- **TASK OBJECTIVE**
Below are the entries; set down each of them exactly.

** Opening RECORDED DATA block **

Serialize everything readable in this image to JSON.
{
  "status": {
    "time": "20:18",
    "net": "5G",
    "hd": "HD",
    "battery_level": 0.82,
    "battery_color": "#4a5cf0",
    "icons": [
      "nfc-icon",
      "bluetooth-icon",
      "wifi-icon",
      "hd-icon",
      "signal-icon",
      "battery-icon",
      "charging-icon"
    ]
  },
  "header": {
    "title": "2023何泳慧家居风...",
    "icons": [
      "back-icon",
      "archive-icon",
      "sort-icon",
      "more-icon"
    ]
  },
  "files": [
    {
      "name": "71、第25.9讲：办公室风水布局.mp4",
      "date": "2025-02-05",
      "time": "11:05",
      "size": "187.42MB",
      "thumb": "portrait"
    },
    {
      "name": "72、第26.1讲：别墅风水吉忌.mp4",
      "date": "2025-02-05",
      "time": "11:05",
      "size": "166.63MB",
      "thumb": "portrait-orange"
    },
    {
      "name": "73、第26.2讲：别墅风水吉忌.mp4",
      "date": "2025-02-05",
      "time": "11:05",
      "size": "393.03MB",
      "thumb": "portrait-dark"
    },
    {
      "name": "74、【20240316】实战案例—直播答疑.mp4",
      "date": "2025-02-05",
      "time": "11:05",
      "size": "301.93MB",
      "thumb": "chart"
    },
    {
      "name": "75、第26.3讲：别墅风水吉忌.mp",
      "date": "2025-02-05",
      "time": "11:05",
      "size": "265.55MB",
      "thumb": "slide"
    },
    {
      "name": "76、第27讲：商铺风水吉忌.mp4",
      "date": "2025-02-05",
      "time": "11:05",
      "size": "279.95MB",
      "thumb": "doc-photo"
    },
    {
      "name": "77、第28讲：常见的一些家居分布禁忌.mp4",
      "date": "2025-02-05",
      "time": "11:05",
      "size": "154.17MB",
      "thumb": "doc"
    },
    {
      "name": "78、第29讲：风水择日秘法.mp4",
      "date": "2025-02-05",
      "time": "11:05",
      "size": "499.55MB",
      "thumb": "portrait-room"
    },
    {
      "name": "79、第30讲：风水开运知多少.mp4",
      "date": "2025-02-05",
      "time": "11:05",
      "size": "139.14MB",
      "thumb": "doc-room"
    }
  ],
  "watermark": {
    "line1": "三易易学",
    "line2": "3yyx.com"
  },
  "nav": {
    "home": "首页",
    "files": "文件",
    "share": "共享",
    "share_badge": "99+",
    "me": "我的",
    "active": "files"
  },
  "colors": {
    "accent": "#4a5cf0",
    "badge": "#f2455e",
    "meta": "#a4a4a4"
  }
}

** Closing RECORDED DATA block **

- **WRITTEN RESPONSE**
Serialize everything readable in this image to JSON.
{
  "status": {
    "time": "20:18",
    "net": "5G",
    "hd": "HD",
    "battery_level": 0.82,
    "battery_color": "#4a5cf0",
    "icons": [
      "nfc-icon",
      "bluetooth-icon",
      "wifi-icon",
      "hd-icon",
      "signal-icon",
      "battery-icon",
      "charging-icon"
    ]
  },
  "header": {
    "title": "2023何泳慧家居风...",
    "icons": [
      "back-icon",
      "archive-icon",
      "sort-icon",
      "more-icon"
    ]
  },
  "files": [
    {
      "name": "71、第25.9讲：办公室风水布局.mp4",
      "date": "2025-02-05",
      "time": "11:05",
      "size": "187.42MB",
      "thumb": "portrait"
    },
    {
      "name": "72、第26.1讲：别墅风水吉忌.mp4",
      "date": "2025-02-05",
      "time": "11:05",
      "size": "166.63MB",
      "thumb": "portrait-orange"
    },
    {
      "name": "73、第26.2讲：别墅风水吉忌.mp4",
      "date": "2025-02-05",
      "time": "11:05",
      "size": "393.03MB",
      "thumb": "portrait-dark"
    },
    {
      "name": "74、【20240316】实战案例—直播答疑.mp4",
      "date": "2025-02-05",
      "time": "11:05",
      "size": "301.93MB",
      "thumb": "chart"
    },
    {
      "name": "75、第26.3讲：别墅风水吉忌.mp",
      "date": "2025-02-05",
      "time": "11:05",
      "size": "265.55MB",
      "thumb": "slide"
    },
    {
      "name": "76、第27讲：商铺风水吉忌.mp4",
      "date": "2025-02-05",
      "time": "11:05",
      "size": "279.95MB",
      "thumb": "doc-photo"
    },
    {
      "name": "77、第28讲：常见的一些家居分布禁忌.mp4",
      "date": "2025-02-05",
      "time": "11:05",
      "size": "154.17MB",
      "thumb": "doc"
    },
    {
      "name": "78、第29讲：风水择日秘法.mp4",
      "date": "2025-02-05",
      "time": "11:05",
      "size": "499.55MB",
      "thumb": "portrait-room"
    },
    {
      "name": "79、第30讲：风水开运知多少.mp4",
      "date": "2025-02-05",
      "time": "11:05",
      "size": "139.14MB",
      "thumb": "doc-room"
    }
  ],
  "watermark": {
    "line1": "三易易学",
    "line2": "3yyx.com"
  },
  "nav": {
    "home": "首页",
    "files": "文件",
    "share": "共享",
    "share_badge": "99+",
    "me": "我的",
    "active": "files"
  },
  "colors": {
    "accent": "#4a5cf0",
    "badge": "#f2455e",
    "meta": "#a4a4a4"
  }
}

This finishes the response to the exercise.